═════ RECORDS SHOWN ═════

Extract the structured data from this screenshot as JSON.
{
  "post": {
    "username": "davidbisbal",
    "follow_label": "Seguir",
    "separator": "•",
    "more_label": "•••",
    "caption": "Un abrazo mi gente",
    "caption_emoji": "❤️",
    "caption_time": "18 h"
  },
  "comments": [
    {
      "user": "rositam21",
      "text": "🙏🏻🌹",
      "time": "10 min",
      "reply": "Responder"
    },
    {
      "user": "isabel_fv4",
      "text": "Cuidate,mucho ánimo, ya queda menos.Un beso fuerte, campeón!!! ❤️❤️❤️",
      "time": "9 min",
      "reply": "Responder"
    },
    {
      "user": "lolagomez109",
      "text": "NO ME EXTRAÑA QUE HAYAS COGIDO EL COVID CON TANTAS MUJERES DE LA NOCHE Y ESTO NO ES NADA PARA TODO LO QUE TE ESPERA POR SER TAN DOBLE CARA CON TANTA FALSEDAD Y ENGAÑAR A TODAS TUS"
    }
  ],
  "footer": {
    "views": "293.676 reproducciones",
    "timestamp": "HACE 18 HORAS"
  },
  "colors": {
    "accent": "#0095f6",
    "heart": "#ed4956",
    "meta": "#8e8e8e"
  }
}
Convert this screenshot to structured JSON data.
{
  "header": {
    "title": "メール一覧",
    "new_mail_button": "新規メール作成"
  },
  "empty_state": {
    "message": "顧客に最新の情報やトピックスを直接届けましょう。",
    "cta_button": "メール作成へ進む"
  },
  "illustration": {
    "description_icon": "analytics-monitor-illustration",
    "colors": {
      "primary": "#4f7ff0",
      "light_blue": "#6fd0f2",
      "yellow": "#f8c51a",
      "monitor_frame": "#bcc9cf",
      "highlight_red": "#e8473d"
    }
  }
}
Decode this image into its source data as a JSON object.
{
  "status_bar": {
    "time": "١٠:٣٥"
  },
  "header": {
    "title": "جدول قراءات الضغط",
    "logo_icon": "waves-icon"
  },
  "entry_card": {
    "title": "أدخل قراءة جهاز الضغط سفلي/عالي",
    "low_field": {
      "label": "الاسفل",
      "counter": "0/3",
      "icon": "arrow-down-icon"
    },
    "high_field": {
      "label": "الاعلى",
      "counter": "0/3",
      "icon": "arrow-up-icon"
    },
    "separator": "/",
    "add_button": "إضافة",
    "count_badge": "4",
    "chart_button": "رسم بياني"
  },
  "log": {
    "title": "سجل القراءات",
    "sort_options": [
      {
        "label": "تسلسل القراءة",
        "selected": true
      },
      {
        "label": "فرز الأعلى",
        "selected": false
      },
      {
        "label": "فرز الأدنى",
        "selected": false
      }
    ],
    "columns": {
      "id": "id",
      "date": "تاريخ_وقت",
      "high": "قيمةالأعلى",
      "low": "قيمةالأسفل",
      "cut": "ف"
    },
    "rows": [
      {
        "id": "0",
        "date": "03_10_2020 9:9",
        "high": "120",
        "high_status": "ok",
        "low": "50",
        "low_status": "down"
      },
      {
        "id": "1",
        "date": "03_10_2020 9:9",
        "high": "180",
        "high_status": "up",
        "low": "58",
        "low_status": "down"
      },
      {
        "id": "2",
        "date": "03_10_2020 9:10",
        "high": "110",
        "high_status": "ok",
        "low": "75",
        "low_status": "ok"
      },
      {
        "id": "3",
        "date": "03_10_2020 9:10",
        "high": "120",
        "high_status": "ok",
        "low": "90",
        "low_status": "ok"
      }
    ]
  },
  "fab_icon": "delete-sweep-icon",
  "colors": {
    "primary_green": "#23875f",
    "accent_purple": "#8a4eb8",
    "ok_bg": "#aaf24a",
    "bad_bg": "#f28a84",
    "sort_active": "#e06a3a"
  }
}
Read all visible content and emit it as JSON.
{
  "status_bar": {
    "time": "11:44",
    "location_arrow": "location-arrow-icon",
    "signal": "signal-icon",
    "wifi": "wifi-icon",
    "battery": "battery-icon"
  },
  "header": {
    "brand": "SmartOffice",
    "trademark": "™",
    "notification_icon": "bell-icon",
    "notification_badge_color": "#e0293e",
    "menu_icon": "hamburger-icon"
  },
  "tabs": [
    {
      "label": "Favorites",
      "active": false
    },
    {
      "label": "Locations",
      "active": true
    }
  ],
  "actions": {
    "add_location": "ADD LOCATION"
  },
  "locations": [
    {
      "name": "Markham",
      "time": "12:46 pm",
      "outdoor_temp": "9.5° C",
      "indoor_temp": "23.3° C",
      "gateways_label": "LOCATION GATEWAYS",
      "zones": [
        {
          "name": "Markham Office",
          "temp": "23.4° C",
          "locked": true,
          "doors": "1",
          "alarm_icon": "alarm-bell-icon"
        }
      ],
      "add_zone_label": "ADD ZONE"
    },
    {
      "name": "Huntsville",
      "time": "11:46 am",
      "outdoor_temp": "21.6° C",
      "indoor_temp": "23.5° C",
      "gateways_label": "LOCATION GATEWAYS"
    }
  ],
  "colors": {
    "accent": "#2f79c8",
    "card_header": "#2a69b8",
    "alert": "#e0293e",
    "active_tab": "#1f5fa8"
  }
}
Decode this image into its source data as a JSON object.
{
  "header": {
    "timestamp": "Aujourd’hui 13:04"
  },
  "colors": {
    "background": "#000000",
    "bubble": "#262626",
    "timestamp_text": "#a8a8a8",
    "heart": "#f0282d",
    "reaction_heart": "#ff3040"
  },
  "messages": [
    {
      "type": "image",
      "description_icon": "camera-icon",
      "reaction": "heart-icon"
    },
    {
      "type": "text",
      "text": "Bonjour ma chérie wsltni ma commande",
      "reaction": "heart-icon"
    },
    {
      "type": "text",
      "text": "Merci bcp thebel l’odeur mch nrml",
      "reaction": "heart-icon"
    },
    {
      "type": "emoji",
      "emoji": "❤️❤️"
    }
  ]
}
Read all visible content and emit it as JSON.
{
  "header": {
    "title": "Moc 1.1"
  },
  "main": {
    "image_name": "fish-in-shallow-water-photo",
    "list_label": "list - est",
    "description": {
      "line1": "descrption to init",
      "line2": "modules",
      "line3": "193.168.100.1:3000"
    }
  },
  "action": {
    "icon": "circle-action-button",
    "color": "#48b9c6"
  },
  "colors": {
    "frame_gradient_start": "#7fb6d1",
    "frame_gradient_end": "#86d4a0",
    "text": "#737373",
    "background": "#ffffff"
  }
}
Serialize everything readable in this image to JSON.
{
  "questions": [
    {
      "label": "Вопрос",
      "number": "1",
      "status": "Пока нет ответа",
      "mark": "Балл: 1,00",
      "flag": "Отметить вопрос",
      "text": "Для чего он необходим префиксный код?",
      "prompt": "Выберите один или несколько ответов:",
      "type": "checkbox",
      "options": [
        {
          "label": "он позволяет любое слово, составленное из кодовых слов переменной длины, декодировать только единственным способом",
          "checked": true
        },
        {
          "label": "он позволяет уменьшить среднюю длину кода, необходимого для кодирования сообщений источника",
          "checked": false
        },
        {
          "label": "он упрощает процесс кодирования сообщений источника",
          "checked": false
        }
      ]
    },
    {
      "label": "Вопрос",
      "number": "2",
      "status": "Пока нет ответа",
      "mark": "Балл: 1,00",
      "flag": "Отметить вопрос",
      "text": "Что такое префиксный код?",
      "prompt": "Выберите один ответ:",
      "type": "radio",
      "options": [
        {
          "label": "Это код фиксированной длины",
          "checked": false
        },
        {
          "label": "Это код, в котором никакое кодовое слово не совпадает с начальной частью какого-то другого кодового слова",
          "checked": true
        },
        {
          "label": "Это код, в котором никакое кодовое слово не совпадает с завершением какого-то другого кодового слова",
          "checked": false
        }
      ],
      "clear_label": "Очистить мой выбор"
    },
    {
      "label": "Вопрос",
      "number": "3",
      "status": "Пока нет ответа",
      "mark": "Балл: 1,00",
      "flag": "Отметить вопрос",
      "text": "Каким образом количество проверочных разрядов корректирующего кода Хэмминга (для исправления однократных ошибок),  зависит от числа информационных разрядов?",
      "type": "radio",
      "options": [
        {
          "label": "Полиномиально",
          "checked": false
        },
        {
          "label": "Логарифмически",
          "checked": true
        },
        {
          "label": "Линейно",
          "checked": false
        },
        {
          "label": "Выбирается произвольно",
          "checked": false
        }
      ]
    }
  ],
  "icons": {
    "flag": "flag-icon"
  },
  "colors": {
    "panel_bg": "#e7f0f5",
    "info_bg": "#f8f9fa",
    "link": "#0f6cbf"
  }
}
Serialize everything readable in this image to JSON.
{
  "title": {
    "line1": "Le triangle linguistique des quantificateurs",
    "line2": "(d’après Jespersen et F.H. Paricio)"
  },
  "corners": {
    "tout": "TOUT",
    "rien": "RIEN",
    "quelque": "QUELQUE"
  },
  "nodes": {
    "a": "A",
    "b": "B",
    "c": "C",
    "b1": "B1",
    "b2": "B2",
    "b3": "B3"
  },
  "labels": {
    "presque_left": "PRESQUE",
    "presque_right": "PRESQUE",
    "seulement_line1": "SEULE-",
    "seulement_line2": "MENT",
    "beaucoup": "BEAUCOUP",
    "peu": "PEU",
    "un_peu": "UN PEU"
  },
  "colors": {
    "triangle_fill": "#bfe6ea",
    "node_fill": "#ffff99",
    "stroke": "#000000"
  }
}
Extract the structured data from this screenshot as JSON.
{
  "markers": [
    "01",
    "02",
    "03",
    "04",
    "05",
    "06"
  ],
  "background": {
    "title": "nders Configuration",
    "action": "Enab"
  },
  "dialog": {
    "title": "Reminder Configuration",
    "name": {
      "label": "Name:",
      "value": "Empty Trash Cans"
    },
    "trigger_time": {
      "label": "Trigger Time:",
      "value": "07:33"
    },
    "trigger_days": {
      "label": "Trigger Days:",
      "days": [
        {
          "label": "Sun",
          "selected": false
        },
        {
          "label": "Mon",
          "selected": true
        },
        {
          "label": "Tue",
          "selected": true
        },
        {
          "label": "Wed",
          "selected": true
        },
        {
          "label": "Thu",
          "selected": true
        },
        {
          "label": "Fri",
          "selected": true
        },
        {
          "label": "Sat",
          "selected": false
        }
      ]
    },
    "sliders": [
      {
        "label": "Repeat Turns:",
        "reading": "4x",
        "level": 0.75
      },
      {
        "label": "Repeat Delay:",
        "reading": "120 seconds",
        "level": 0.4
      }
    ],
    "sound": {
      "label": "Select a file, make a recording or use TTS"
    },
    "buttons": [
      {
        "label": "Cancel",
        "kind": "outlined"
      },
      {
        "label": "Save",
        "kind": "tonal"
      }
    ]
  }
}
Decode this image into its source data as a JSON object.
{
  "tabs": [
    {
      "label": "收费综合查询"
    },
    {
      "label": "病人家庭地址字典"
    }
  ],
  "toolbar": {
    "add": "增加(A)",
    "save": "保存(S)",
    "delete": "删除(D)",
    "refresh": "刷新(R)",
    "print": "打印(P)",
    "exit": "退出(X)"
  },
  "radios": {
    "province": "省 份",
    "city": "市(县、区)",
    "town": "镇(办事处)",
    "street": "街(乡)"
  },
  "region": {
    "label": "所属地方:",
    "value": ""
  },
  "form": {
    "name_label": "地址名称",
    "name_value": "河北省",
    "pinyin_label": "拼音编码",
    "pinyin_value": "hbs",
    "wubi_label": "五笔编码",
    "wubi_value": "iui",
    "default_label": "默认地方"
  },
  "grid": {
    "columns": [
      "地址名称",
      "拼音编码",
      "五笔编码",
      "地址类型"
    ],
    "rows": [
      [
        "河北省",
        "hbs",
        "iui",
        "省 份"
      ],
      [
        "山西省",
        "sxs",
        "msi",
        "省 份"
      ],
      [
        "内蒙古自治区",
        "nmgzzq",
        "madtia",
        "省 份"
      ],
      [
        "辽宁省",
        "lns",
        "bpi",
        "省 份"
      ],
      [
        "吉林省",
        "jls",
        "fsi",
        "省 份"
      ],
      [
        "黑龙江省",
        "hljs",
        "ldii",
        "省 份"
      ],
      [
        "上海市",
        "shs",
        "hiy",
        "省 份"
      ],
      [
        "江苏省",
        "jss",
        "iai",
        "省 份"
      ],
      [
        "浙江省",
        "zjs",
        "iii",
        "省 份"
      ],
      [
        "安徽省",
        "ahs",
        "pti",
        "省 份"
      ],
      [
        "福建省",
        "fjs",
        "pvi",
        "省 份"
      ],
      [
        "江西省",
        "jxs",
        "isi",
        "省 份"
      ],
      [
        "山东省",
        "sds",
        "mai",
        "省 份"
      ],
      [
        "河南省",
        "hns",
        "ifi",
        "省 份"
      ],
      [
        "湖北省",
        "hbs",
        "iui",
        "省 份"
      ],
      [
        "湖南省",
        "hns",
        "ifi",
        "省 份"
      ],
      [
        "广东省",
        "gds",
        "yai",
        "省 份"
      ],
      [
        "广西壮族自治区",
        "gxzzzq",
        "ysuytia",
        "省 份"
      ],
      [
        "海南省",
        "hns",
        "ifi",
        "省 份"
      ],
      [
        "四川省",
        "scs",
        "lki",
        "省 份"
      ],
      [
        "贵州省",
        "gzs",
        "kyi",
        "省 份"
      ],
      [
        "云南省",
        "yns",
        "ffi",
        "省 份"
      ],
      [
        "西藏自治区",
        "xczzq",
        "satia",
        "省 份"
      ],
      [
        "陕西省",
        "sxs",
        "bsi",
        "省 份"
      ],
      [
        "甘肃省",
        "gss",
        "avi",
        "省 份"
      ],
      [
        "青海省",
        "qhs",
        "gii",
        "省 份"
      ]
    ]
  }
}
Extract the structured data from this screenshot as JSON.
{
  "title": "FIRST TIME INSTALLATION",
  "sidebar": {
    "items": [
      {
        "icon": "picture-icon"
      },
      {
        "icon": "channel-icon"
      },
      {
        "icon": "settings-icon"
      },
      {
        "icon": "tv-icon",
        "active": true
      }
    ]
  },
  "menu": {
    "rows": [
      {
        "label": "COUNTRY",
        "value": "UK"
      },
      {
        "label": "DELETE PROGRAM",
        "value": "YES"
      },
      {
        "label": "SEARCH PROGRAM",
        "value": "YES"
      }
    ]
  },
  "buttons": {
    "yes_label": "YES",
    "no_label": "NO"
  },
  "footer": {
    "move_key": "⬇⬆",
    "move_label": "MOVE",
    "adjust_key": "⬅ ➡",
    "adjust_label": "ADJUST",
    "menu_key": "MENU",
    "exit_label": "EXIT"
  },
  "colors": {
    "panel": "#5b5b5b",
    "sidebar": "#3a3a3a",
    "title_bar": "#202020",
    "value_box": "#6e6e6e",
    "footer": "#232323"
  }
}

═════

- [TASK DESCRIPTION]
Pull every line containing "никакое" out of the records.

- [OUTPUT FOR THIS TASK]
          "label": "Это код, в котором никакое кодовое слово не совпадает с начальной частью какого-то другого кодового слова",
          "label": "Это код, в котором никакое кодовое слово не совпадает с завершением какого-то другого кодового слова",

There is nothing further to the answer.